Taylor Wessing has made the decision to move 80-90% of its data into the cloud with Microsoft Azure over the next two years as the top 20 UK firm, led by chief information officer Kevin Harris, also prepares to automate all of its legal precedents with ContractExpress.

The firm began discussing its data centre options at board level last October, prompted by an ageing secondary data centre. The three key considerations focussed on by the firm, which also set up a project board to help lead the decision making process, were security; the ability to guarantee where the data is held; and client perception and buy-in.

Harris, who joined Taylor Wessing from KPMG in January 2015, said: “The security is better than we can provide. There is no financial investment we can make that will match Microsoft.”

With regard to location, he added: “Amazon or Microsoft are used to dealing with big banks and you can now choose which data centre your data resides in. There is an element of trust but they have so much invested in this they couldn’t afford a breach of trust.”

Feedback from clients has been positive and so the firm now plans to put its disaster recovery back up servers into Azure in the next 18 months and transition from there.

“There will always be bits of software on site and if a client demands that their data is held on site we will have that capability,” Harris says. “We will keep up to 20% of server capacity in our current data centre but expect that 80-90% will be in Azure in the next two years.”

Taylor Wessing in Germany, which has notoriously strict data protection law, will remain on premises, although notably Microsoft announced last autumn that it plans to build a set of data centres in Germany to circumnavigate US surveillance. Harris and his team, meanwhile, are talking to iManage – which in 2015 announced that it will offer a hosted document management system in Azure – about moving onto the cloud platform.

The move comes as Taylor Wessing also engages in a significant project to automate its precedents using Business Integrity’s ContractExpress solution. Business Integrity was acquired by Thomson Reuters in 2015.

Until now, Taylor Wessing has used HotDocs in the finance department and Evident Legal Service Platform for selfservice document creation on its website but ContractExpress will now be used universally.

The firm, which is hiring in a team of between three and five people of mixed legal and technical skill, is starting by automating the precedents of the finance and real estate teams, which it envisages will be complete by Christmas.

The longer term goal is to automate between 500-600 precedents in two-to-three years. Over the past two years, Taylor Wessing has been working on improving its precedents, and has set up a central repository called Uno, which launched in mid-2015. Harris said: “In the last two years we’ve done a lot of work to get our precedents sorted out so we have a good starting point.”

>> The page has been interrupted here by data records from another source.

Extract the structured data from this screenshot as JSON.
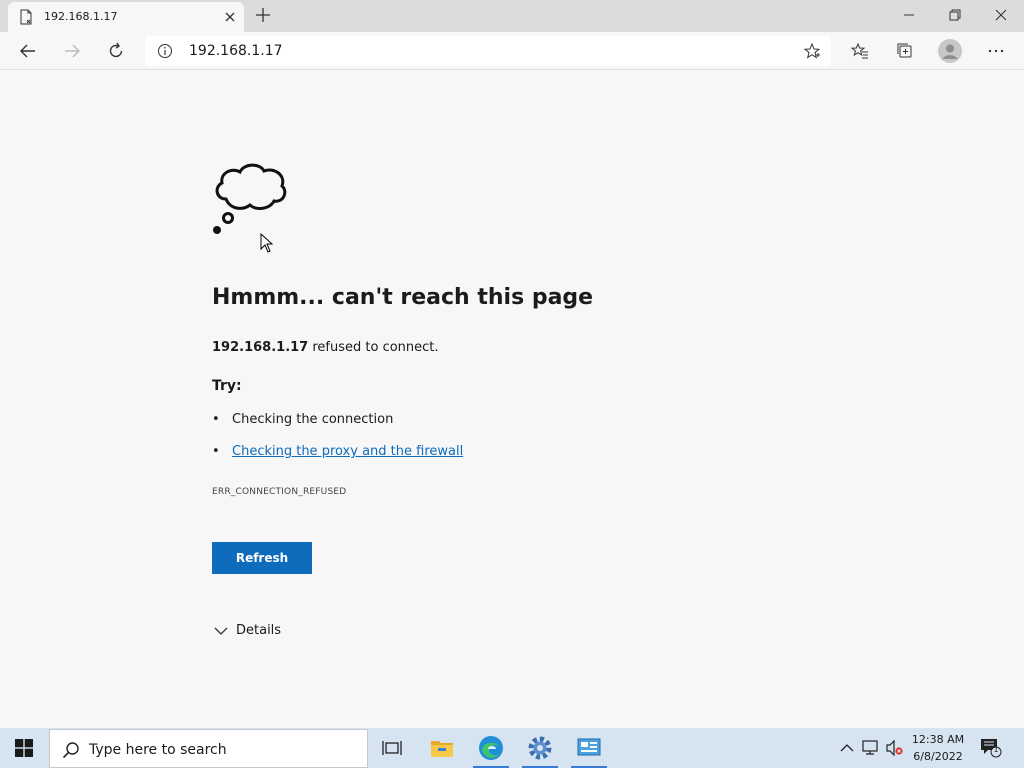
{
  "browser": {
    "tab_title": "192.168.1.17",
    "url": "192.168.1.17"
  },
  "page": {
    "heading": "Hmmm... can't reach this page",
    "host": "192.168.1.17",
    "refused_text": " refused to connect.",
    "try_label": "Try:",
    "suggestions": [
      "Checking the connection",
      "Checking the proxy and the firewall"
    ],
    "error_code": "ERR_CONNECTION_REFUSED",
    "refresh_label": "Refresh",
    "details_label": "Details"
  },
  "taskbar": {
    "search_placeholder": "Type here to search",
    "time": "12:38 AM",
    "date": "6/8/2022",
    "notification_count": "1"
  },
  "colors": {
    "accent": "#0f6cbd",
    "taskbar": "#d6e4f2",
    "page_bg": "#f7f7f7"
  },
  "icons": [
    "page-icon",
    "close-icon",
    "plus-icon",
    "minimize-icon",
    "restore-icon",
    "back-arrow-icon",
    "forward-arrow-icon",
    "refresh-icon",
    "info-icon",
    "star-icon",
    "favorites-icon",
    "collections-icon",
    "profile-icon",
    "more-icon",
    "cloud-icon",
    "cursor-icon",
    "chevron-down-icon",
    "windows-logo-icon",
    "search-icon",
    "task-view-icon",
    "folder-icon",
    "edge-icon",
    "settings-gear-icon",
    "network-app-icon",
    "chevron-up-icon",
    "network-icon",
    "volume-muted-icon",
    "notification-icon"
  ]
}
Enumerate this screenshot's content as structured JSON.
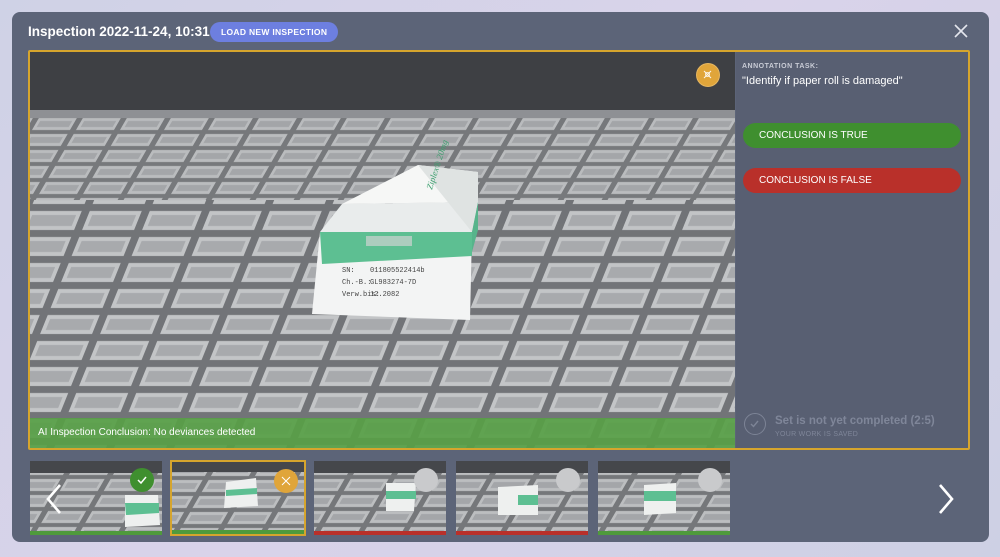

All precedents, automated or not, will now be accessed through Uno to acclimatise fee earners and encourage a change of habits. But ultimately, Harris, who was formerly digital strategy lead at KPMG, responsible for the formation of its digital strategy, and before that COO and CIO of Deloitte Technologies, says, “the way to get everyone to use it is to switch off the other stuff.”